“Alright, Tim, we’re going to start taking some biopsies,” Dr. Brede said. “We’re interested in these lesions that we’re targeting.”
Dr. Brede watched the biopsy needle on the screen, then pulled the trigger. A “click” signaled that the doctor had collected a tissue sample from Lemon’s prostate.
Clinical support associate Ajsa Redzic deposited the microscopic tissue sample in a collection jar. This would be the first of 16 samples collected from Lemon’s prostate.
“The procedure provides for a much more accurate diagnosis,” Dr. Brede said. “The hope is to eliminate any unnecessary steps and be more exact in the biopsies.”
The UroNav has the ability to overlay previous MRI images with the live ultrasound view.
“Putting them together gives you the ideal of being able to access the most aggressive-looking lesions with the ability of real-time view and the ability to take tissue samples during real time,” Dr. Brede said. “It’s very exciting.”
The Lemons said they’re thrilled to be part of the new technology, and they hope it will help determine if it’s safe to continue monitoring the cancer, or if they should consider surgery or radiation.
“It’s kind of like a fork in the road right now,” Missy said. “We’re hoping for an answer to help support a decision.”
Lemon credits Missy for encouraging him to get regular checkups after he turned 40. A routine blood test unearthed warning signs for prostate cancer. Doctors monitored the numbers for several years and, unfortunately, the results continued in a dangerous direction.
By 2014, Lemon’s primary care physician referred him to Dr. Lane.
“I didn’t have any symptoms,” Lemon said.
The discovery of three lesions on the left side of his prostate shook his confidence, but worse news was yet to come.
When Lemon heard the cancer diagnosis in April 2015, he felt bewildered, as though his normally strong and healthy body had betrayed him.
He’s always been the “fix-it guy,” the one who works on vehicles, collects Hot Wheels cars, plays ball with his sons and goes camping up north with his family.
Now he’s the one who needed fixing.
An unknown journey
A year after his diagnosis, Lemon is encouraged by the new technology.
“This UroNav will be a great tool to know exactly what’s going on,” he said. “It can pinpoint exactly where the cancer is. It’s reassuring to know with this new technology they can truly diagnose you and give you the exact options of where you’re at with your cancer.
“I think it’s an amazing technology,” he added. “The results let me know exactly where I’m at on my journey.”
Instead of guessing in the dark, he’ll be choosing with the best knowledge available.
“I’m not sure where my journey is going to take me,” Lemon said. “The cancer might grow faster.

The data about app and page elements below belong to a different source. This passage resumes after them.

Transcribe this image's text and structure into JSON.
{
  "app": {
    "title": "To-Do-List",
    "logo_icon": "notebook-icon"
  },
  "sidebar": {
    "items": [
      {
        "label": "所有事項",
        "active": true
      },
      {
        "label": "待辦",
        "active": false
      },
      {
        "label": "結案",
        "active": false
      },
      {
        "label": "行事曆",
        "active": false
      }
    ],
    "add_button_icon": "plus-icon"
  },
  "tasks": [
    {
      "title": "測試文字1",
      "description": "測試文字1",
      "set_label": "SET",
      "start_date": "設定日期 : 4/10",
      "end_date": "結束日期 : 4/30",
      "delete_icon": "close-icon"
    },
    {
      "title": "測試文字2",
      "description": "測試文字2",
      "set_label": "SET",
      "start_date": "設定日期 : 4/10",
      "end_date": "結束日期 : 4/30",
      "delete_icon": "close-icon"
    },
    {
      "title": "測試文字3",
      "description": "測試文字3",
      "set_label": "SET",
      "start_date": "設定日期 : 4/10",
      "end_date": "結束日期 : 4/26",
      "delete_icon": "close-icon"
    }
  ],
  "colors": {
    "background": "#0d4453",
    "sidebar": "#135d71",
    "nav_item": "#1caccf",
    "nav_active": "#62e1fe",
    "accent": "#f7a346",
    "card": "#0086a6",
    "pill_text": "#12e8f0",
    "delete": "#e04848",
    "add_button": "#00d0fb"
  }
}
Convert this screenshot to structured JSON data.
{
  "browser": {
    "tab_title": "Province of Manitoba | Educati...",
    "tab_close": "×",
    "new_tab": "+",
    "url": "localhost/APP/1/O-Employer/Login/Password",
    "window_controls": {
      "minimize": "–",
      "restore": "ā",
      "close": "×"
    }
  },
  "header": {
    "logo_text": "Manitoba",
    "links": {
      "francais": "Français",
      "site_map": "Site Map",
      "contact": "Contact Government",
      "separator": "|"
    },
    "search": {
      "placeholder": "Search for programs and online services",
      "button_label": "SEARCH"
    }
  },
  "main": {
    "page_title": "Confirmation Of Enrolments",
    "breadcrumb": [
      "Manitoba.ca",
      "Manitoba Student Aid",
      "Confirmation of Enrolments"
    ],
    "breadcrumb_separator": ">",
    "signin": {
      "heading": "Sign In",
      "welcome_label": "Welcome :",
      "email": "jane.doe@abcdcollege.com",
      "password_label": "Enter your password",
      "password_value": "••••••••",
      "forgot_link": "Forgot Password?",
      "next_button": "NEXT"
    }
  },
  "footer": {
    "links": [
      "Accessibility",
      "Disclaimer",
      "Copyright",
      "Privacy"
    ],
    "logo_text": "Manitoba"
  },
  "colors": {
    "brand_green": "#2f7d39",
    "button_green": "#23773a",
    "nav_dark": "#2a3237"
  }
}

It might get into my bloodstream and spread throughout my body like cancer can do. I’ve come to terms with it. I believe in God.”
These days, he lives one day at a time, grateful for his family, his job, and this new UroNav technology that will reveal his cancer for what it is and hopefully what its intentions are.
“Some days I think about the cancer,” he said. “Other days I don’t. …You can get in your own head and start thinking about the ‘what ifs’ too much. Even though I’m not happy I have cancer, it’s part of life that was put down for me and part of the life I live.”
The week after his UroNav procedure, Lemon received pathology lab results from his biopsies. Not news he wanted to hear.
It appears the cancer may be growing faster than before.
“We ended up with six positives out of the 20 different samples of the 16 biopsies, four of which were from the two spots where the cancer was and where they were targeting with the UroNav technology,” Lemon said. “Those four spots showed an increased Gleason score, which means the cancer has increased its growth rate.”
Dr. Lane called Lemon and scheduled a meeting to review the pathology report and consider next steps.
Instead of continuing to monitor the cancer, Lemon said it appears he’ll need to consider surgery.
Despite the unwelcome results, Lemon said he feels fortunate the UroNav biopsies could pinpoint the cancer and detect its growth rate with such precision.
“We now have a better detail and description of the cancer,” Lemon said. “I have a much better view of where my cancer is, which was my intent. We’ll consult with Dr. Lane and take it from there.”